▶ REQUIREMENT
The records that follow are to be given again exactly, with their pictures omitted.

### INFORMATION SHOWN

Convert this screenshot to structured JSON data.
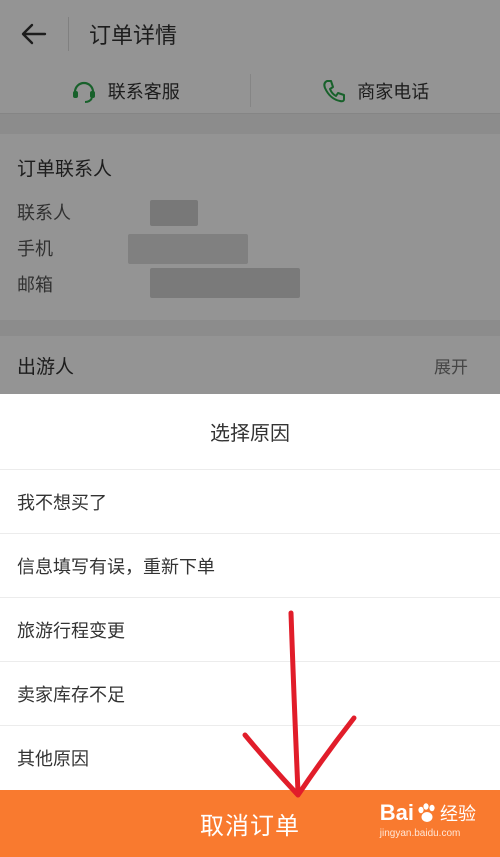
{
  "header": {
    "title": "订单详情"
  },
  "contact": {
    "service_label": "联系客服",
    "merchant_label": "商家电话"
  },
  "order_contact": {
    "title": "订单联系人",
    "fields": [
      "联系人",
      "手机",
      "邮箱"
    ]
  },
  "travelers": {
    "label": "出游人",
    "expand_label": "展开"
  },
  "reason_sheet": {
    "title": "选择原因",
    "reasons": [
      "我不想买了",
      "信息填写有误，重新下单",
      "旅游行程变更",
      "卖家库存不足",
      "其他原因"
    ]
  },
  "cancel_button": {
    "label": "取消订单"
  },
  "watermark": {
    "brand": "Bai",
    "brand_suffix": "经验",
    "url": "jingyan.baidu.com"
  },
  "colors": {
    "accent": "#f97a2f",
    "icon_green": "#2aa84a",
    "annotation_red": "#e11d2a"
  }
}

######

▶ WRITTEN REPLY
Convert this screenshot to structured JSON data.
{
  "header": {
    "title": "订单详情"
  },
  "contact": {
    "service_label": "联系客服",
    "merchant_label": "商家电话"
  },
  "order_contact": {
    "title": "订单联系人",
    "fields": [
      "联系人",
      "手机",
      "邮箱"
    ]
  },
  "travelers": {
    "label": "出游人",
    "expand_label": "展开"
  },
  "reason_sheet": {
    "title": "选择原因",
    "reasons": [
      "我不想买了",
      "信息填写有误，重新下单",
      "旅游行程变更",
      "卖家库存不足",
      "其他原因"
    ]
  },
  "cancel_button": {
    "label": "取消订单"
  },
  "watermark": {
    "brand": "Bai",
    "brand_suffix": "经验",
    "url": "jingyan.baidu.com"
  },
  "colors": {
    "accent": "#f97a2f",
    "icon_green": "#2aa84a",
    "annotation_red": "#e11d2a"
  }
}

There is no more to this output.